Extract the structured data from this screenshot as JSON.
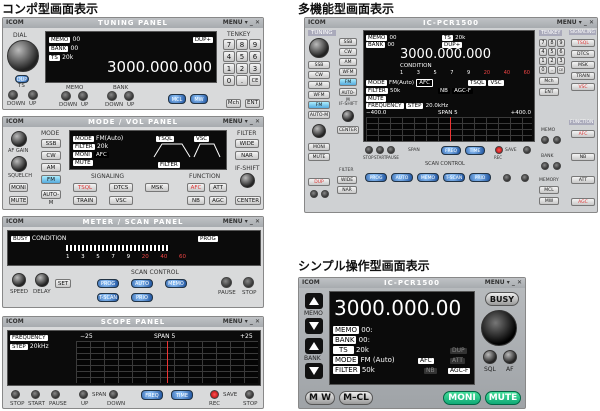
{
  "sections": {
    "combo": "コンポ型画面表示",
    "multi": "多機能型画面表示",
    "simple": "シンプル操作型画面表示"
  },
  "logo": "ICOM",
  "menu": "MENU ▾ _ ✕",
  "tuning": {
    "title": "TUNING PANEL",
    "dial": "DIAL",
    "dup": "DUP",
    "ts": "TS",
    "down": "DOWN",
    "up": "UP",
    "memo_lbl": "MEMO",
    "bank_lbl": "BANK",
    "memo": "MEMO",
    "memo_v": "00",
    "bank": "BANK",
    "bank_v": "00",
    "ts_tag": "TS",
    "ts_v": "20k",
    "dupplus": "DUP+",
    "freq": "3000.000.000",
    "mcl": "MCL",
    "mw": "MW",
    "tenkey": "TENKEY",
    "keys": [
      "7",
      "8",
      "9",
      "4",
      "5",
      "6",
      "1",
      "2",
      "3",
      "0",
      ".",
      "CE"
    ],
    "mch": "Mch",
    "ent": "ENT"
  },
  "mode": {
    "title": "MODE / VOL PANEL",
    "af": "AF GAIN",
    "sq": "SQUELCH",
    "moni": "MONI",
    "mute": "MUTE",
    "mode_lbl": "MODE",
    "ssb": "SSB",
    "cw": "CW",
    "am": "AM",
    "fm": "FM",
    "autom": "AUTO-M",
    "l_mode": "MODE",
    "v_mode": "FM(Auto)",
    "l_filter": "FILTER",
    "v_filter": "20k",
    "l_moni": "MONI",
    "l_mute": "MUTE",
    "afc": "AFC",
    "tsql": "TSQL",
    "vsc": "VSC",
    "filter_tag": "FILTER",
    "signaling": "SIGNALING",
    "s_tsql": "TSQL",
    "s_dtcs": "DTCS",
    "s_msk": "MSK",
    "s_train": "TRAIN",
    "s_vsc": "VSC",
    "function": "FUNCTION",
    "f_afc": "AFC",
    "f_att": "ATT",
    "f_nb": "NB",
    "f_agc": "AGC",
    "filter": "FILTER",
    "wide": "WIDE",
    "nar": "NAR",
    "ifshift": "IF-SHIFT",
    "center": "CENTER"
  },
  "meter": {
    "title": "METER / SCAN PANEL",
    "busy": "BUSY",
    "cond": "CONDITION",
    "prog": "PROG",
    "scale": [
      "1",
      "3",
      "5",
      "7",
      "9",
      "20",
      "40",
      "60"
    ],
    "speed": "SPEED",
    "delay": "DELAY",
    "set": "SET",
    "scanctl": "SCAN CONTROL",
    "prog_b": "PROG",
    "auto": "AUTO",
    "memo": "MEMO",
    "tscan": "T-SCAN",
    "prio": "PRIO",
    "pause": "PAUSE",
    "stop": "STOP"
  },
  "scope": {
    "title": "SCOPE PANEL",
    "freq_tag": "FREQUENCY",
    "step_tag": "STEP",
    "step_v": "20kHz",
    "left": "−25",
    "span": "SPAN 5",
    "right": "+25",
    "stop": "STOP",
    "start": "START",
    "pause": "PAUSE",
    "span_lbl": "SPAN",
    "up": "UP",
    "down": "DOWN",
    "freq": "FREQ",
    "time": "TIME",
    "rec": "REC",
    "save": "SAVE",
    "stop2": "STOP"
  },
  "multi": {
    "title": "IC-PCR1500",
    "tuning": "TUNING",
    "tenkey": "TENKEY",
    "signaling": "SIGNALING",
    "ssb": "SSB",
    "cw": "CW",
    "am": "AM",
    "wfm": "WFM",
    "fm": "FM",
    "autom": "AUTO-M",
    "moni": "MONI",
    "mute": "MUTE",
    "ifshift": "IF-SHIFT",
    "center": "CENTER",
    "dup": "DUP",
    "filter": "FILTER",
    "wide": "WIDE",
    "nar": "NAR",
    "memo": "MEMO",
    "memo_v": "00",
    "bank": "BANK",
    "bank_v": "00",
    "ts": "TS",
    "ts_v": "20k",
    "dupplus": "DUP+",
    "freq": "3000.000.000",
    "cond": "CONDITION",
    "scale": [
      "1",
      "3",
      "5",
      "7",
      "9",
      "20",
      "40",
      "60"
    ],
    "mode_tag": "MODE",
    "mode_v": "FM(Auto)",
    "filter_tag": "FILTER",
    "filter_v": "50k",
    "afc": "AFC",
    "tsql": "TSQL",
    "vsc": "VSC",
    "nb": "NB",
    "agc": "AGC-F",
    "mute_tag": "MUTE",
    "freq_tag": "FREQUENCY",
    "step_tag": "STEP",
    "step_v": "20.0kHz",
    "left": "−400.0",
    "span": "SPAN 5",
    "right": "+400.0",
    "stop": "STOP",
    "start": "START",
    "pause": "PAUSE",
    "span_lbl": "SPAN",
    "freq_b": "FREQ",
    "time": "TIME",
    "save": "SAVE",
    "rec": "REC",
    "scanctl": "SCAN CONTROL",
    "prog": "PROG",
    "auto": "AUTO",
    "memob": "MEMO",
    "tscan": "T-SCAN",
    "prio": "PRIO",
    "sig_tsql": "TSQL",
    "sig_dtcs": "DTCS",
    "sig_msk": "MSK",
    "sig_train": "TRAIN",
    "sig_vsc": "VSC",
    "mch": "Mch",
    "ent": "ENT",
    "memo_lbl": "MEMO",
    "bank_lbl": "BANK",
    "function": "FUNCTION",
    "afc_b": "AFC",
    "nb_b": "NB",
    "att": "ATT",
    "agc_b": "AGC",
    "memory": "MEMORY",
    "mcl": "MCL",
    "mw": "MW",
    "keys": [
      "7",
      "8",
      "9",
      "4",
      "5",
      "6",
      "1",
      "2",
      "3",
      "0",
      ".",
      "CE"
    ]
  },
  "simple": {
    "title": "IC-PCR1500",
    "memo": "MEMO",
    "bank": "BANK",
    "freq": "3000.000.00",
    "busy": "BUSY",
    "l_memo": "MEMO",
    "v_memo": "00:",
    "l_bank": "BANK",
    "v_bank": "00:",
    "l_ts": "TS",
    "v_ts": "20k",
    "dup": "DUP",
    "l_mode": "MODE",
    "v_mode": "FM (Auto)",
    "afc": "AFC",
    "att": "ATT",
    "l_filter": "FILTER",
    "v_filter": "50k",
    "nb": "NB",
    "agcf": "AGC-F",
    "sql": "SQL",
    "af": "AF",
    "mw": "M W",
    "mcl": "M–CL",
    "moni": "MONI",
    "mute": "MUTE"
  }
}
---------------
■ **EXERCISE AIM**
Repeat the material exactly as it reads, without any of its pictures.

■ **SOLUTION TO THIS PROBLEM**
Extract the structured data from this screenshot as JSON.
{
  "sections": {
    "combo": "コンポ型画面表示",
    "multi": "多機能型画面表示",
    "simple": "シンプル操作型画面表示"
  },
  "logo": "ICOM",
  "menu": "MENU ▾ _ ✕",
  "tuning": {
    "title": "TUNING PANEL",
    "dial": "DIAL",
    "dup": "DUP",
    "ts": "TS",
    "down": "DOWN",
    "up": "UP",
    "memo_lbl": "MEMO",
    "bank_lbl": "BANK",
    "memo": "MEMO",
    "memo_v": "00",
    "bank": "BANK",
    "bank_v": "00",
    "ts_tag": "TS",
    "ts_v": "20k",
    "dupplus": "DUP+",
    "freq": "3000.000.000",
    "mcl": "MCL",
    "mw": "MW",
    "tenkey": "TENKEY",
    "keys": [
      "7",
      "8",
      "9",
      "4",
      "5",
      "6",
      "1",
      "2",
      "3",
      "0",
      ".",
      "CE"
    ],
    "mch": "Mch",
    "ent": "ENT"
  },
  "mode": {
    "title": "MODE / VOL PANEL",
    "af": "AF GAIN",
    "sq": "SQUELCH",
    "moni": "MONI",
    "mute": "MUTE",
    "mode_lbl": "MODE",
    "ssb": "SSB",
    "cw": "CW",
    "am": "AM",
    "fm": "FM",
    "autom": "AUTO-M",
    "l_mode": "MODE",
    "v_mode": "FM(Auto)",
    "l_filter": "FILTER",
    "v_filter": "20k",
    "l_moni": "MONI",
    "l_mute": "MUTE",
    "afc": "AFC",
    "tsql": "TSQL",
    "vsc": "VSC",
    "filter_tag": "FILTER",
    "signaling": "SIGNALING",
    "s_tsql": "TSQL",
    "s_dtcs": "DTCS",
    "s_msk": "MSK",
    "s_train": "TRAIN",
    "s_vsc": "VSC",
    "function": "FUNCTION",
    "f_afc": "AFC",
    "f_att": "ATT",
    "f_nb": "NB",
    "f_agc": "AGC",
    "filter": "FILTER",
    "wide": "WIDE",
    "nar": "NAR",
    "ifshift": "IF-SHIFT",
    "center": "CENTER"
  },
  "meter": {
    "title": "METER / SCAN PANEL",
    "busy": "BUSY",
    "cond": "CONDITION",
    "prog": "PROG",
    "scale": [
      "1",
      "3",
      "5",
      "7",
      "9",
      "20",
      "40",
      "60"
    ],
    "speed": "SPEED",
    "delay": "DELAY",
    "set": "SET",
    "scanctl": "SCAN CONTROL",
    "prog_b": "PROG",
    "auto": "AUTO",
    "memo": "MEMO",
    "tscan": "T-SCAN",
    "prio": "PRIO",
    "pause": "PAUSE",
    "stop": "STOP"
  },
  "scope": {
    "title": "SCOPE PANEL",
    "freq_tag": "FREQUENCY",
    "step_tag": "STEP",
    "step_v": "20kHz",
    "left": "−25",
    "span": "SPAN 5",
    "right": "+25",
    "stop": "STOP",
    "start": "START",
    "pause": "PAUSE",
    "span_lbl": "SPAN",
    "up": "UP",
    "down": "DOWN",
    "freq": "FREQ",
    "time": "TIME",
    "rec": "REC",
    "save": "SAVE",
    "stop2": "STOP"
  },
  "multi": {
    "title": "IC-PCR1500",
    "tuning": "TUNING",
    "tenkey": "TENKEY",
    "signaling": "SIGNALING",
    "ssb": "SSB",
    "cw": "CW",
    "am": "AM",
    "wfm": "WFM",
    "fm": "FM",
    "autom": "AUTO-M",
    "moni": "MONI",
    "mute": "MUTE",
    "ifshift": "IF-SHIFT",
    "center": "CENTER",
    "dup": "DUP",
    "filter": "FILTER",
    "wide": "WIDE",
    "nar": "NAR",
    "memo": "MEMO",
    "memo_v": "00",
    "bank": "BANK",
    "bank_v": "00",
    "ts": "TS",
    "ts_v": "20k",
    "dupplus": "DUP+",
    "freq": "3000.000.000",
    "cond": "CONDITION",
    "scale": [
      "1",
      "3",
      "5",
      "7",
      "9",
      "20",
      "40",
      "60"
    ],
    "mode_tag": "MODE",
    "mode_v": "FM(Auto)",
    "filter_tag": "FILTER",
    "filter_v": "50k",
    "afc": "AFC",
    "tsql": "TSQL",
    "vsc": "VSC",
    "nb": "NB",
    "agc": "AGC-F",
    "mute_tag": "MUTE",
    "freq_tag": "FREQUENCY",
    "step_tag": "STEP",
    "step_v": "20.0kHz",
    "left": "−400.0",
    "span": "SPAN 5",
    "right": "+400.0",
    "stop": "STOP",
    "start": "START",
    "pause": "PAUSE",
    "span_lbl": "SPAN",
    "freq_b": "FREQ",
    "time": "TIME",
    "save": "SAVE",
    "rec": "REC",
    "scanctl": "SCAN CONTROL",
    "prog": "PROG",
    "auto": "AUTO",
    "memob": "MEMO",
    "tscan": "T-SCAN",
    "prio": "PRIO",
    "sig_tsql": "TSQL",
    "sig_dtcs": "DTCS",
    "sig_msk": "MSK",
    "sig_train": "TRAIN",
    "sig_vsc": "VSC",
    "mch": "Mch",
    "ent": "ENT",
    "memo_lbl": "MEMO",
    "bank_lbl": "BANK",
    "function": "FUNCTION",
    "afc_b": "AFC",
    "nb_b": "NB",
    "att": "ATT",
    "agc_b": "AGC",
    "memory": "MEMORY",
    "mcl": "MCL",
    "mw": "MW",
    "keys": [
      "7",
      "8",
      "9",
      "4",
      "5",
      "6",
      "1",
      "2",
      "3",
      "0",
      ".",
      "CE"
    ]
  },
  "simple": {
    "title": "IC-PCR1500",
    "memo": "MEMO",
    "bank": "BANK",
    "freq": "3000.000.00",
    "busy": "BUSY",
    "l_memo": "MEMO",
    "v_memo": "00:",
    "l_bank": "BANK",
    "v_bank": "00:",
    "l_ts": "TS",
    "v_ts": "20k",
    "dup": "DUP",
    "l_mode": "MODE",
    "v_mode": "FM (Auto)",
    "afc": "AFC",
    "att": "ATT",
    "l_filter": "FILTER",
    "v_filter": "50k",
    "nb": "NB",
    "agcf": "AGC-F",
    "sql": "SQL",
    "af": "AF",
    "mw": "M W",
    "mcl": "M–CL",
    "moni": "MONI",
    "mute": "MUTE"
  }
}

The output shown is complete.